The huge volcanic complex – literally called "Fiery Fields" – consists of 24 craters and volcanic buildings (the virtual cone shape of a volcano, built from a lava buildup around an underlying ventilation). Although most of Campi Flegrei is hidden underneath the waters of the Gulf of Naples, much of the caldera is at the ground level, meaning you can walk right into it.
Adventurous hikers hiking in the caldera can spot some of the many fumaroles that crash in the supervolcano show – openings on the earth's crust from where the smoke comes out. For example, the photo below records a fumarol in the Solfatara Volcano of Campi Flegrei – a volcanic crater that also emits sulfuric gas.
Although the region exudes an enchanting, wild beauty, Campi Flegrei may actually be the most dangerous volcano on the planet, according to Discover magazine. Its turbulent history is characterized by two violent "super-explosions" that rank among the largest volcanic eruptions that have taken place in Europe over the last 40,000 years.
The first, known as the explosion of the Ignimbrite campanians, hit the Earth about 39,000 years ago, spreading ash in an area of about 1.4 million square miles. The Big Bang plunged the planet into a "volcanic winter" and may have been responsible for a major event of global extinction that may have eliminated the Neanderthals, Inquisitr have been reported previously.
The second "over-eruption" of the Caldera Campi Flegrei occurred about 15,000 years ago and is called the Napolitano Yellow Tuf, the explosion of the yellow rock that is exposed by the explosion.
The recent past
The most recent volcanic eruption at Campi Flegrei was much softer and occurred about 500 years ago. This last explosion led to the formation of a new mountain called Monte Nuova – forged by the burnt lava that shed during eight days.
About 20 other similar "plum" blasts have been recorded in the long history of supervolcano, which returns 60,000 years. After examining the material remaining from all these events, including the two mega-explosions that reformed the caldera, volcanologists discovered a hidden secret to the chemical composition of the crystallized magma.
As it turns out, the chemistry of volcanic rocks describes a particular pattern – implying that the explosions follow a certain cycle. And since the material installed after the last eruption also occurred during some other minor events in the past of the constructive, the group underlined that the circle may have just resumed.

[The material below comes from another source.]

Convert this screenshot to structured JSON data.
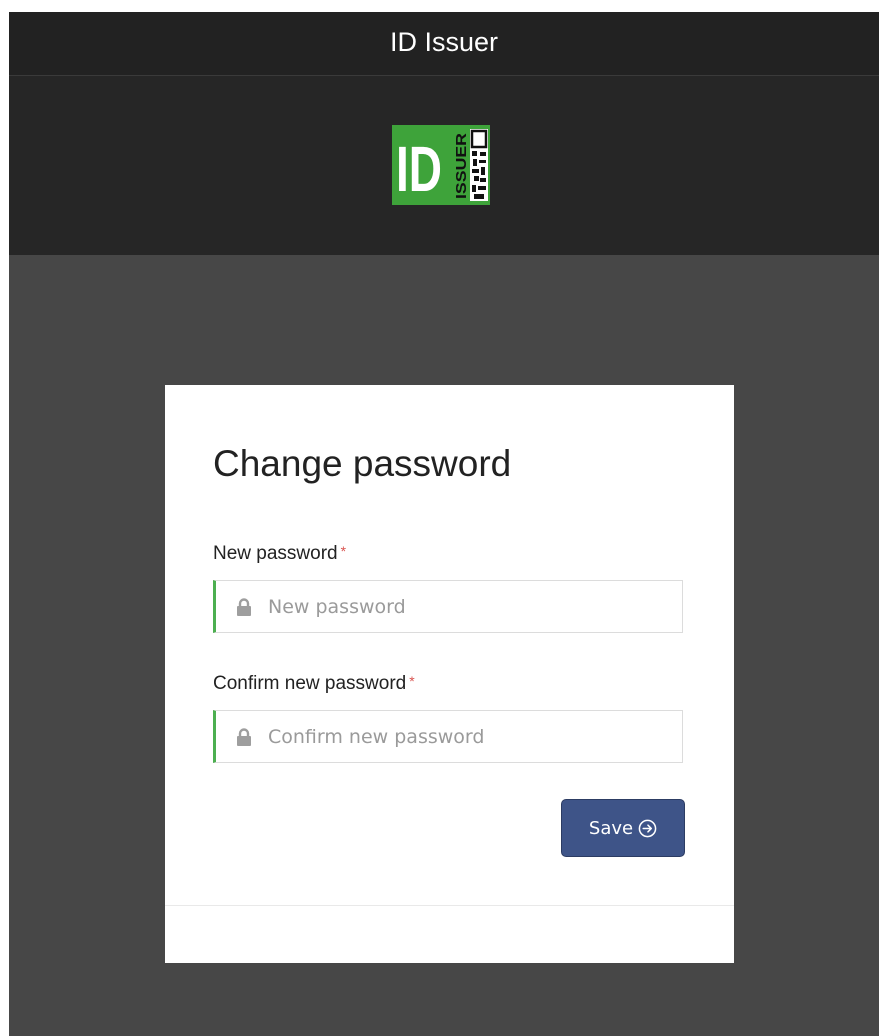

Similar to the Monte Nuova explosion, these events also produced gas, saturated with water, a magma rich in carbon dioxide. The remarkable thing about these specific events is that they happened just before the Campanian Ignimbrite and Neapolitan Yellow Tuff events, the authors write in their paper.
"Our data reveals that the most recent Monte Nuovo eruption is characterized by very different magma, similar to those that fueled the activity before the caldera and the initial phases of the bursts that formed the caldera."
"We recommend this explosion to be an expression of a shift in magma storage conditions, where significant amounts of volatile substances are beginning to spread in the shallow pool," the group adds, arguing that this "may suggest that a large body of magma body is currently clogging down by Campi Flegrei. "
Does this mean that the supervolcano is cooking a new mass explosion? Not necessarily, says study author Francesca Forni, a volunteer at Nanyang Technological University of Singapore
"In fact, we do not know for sure what the next step will be," said Forni National Geographic, explaining that the magma could either ignite a new accumulation cycle or cool down and resume sleeping.
As he points out, the chemical analysis of the last explosion "shows[s] that the mattress tank can be "ready" to receive the magma from recharging without burst often ".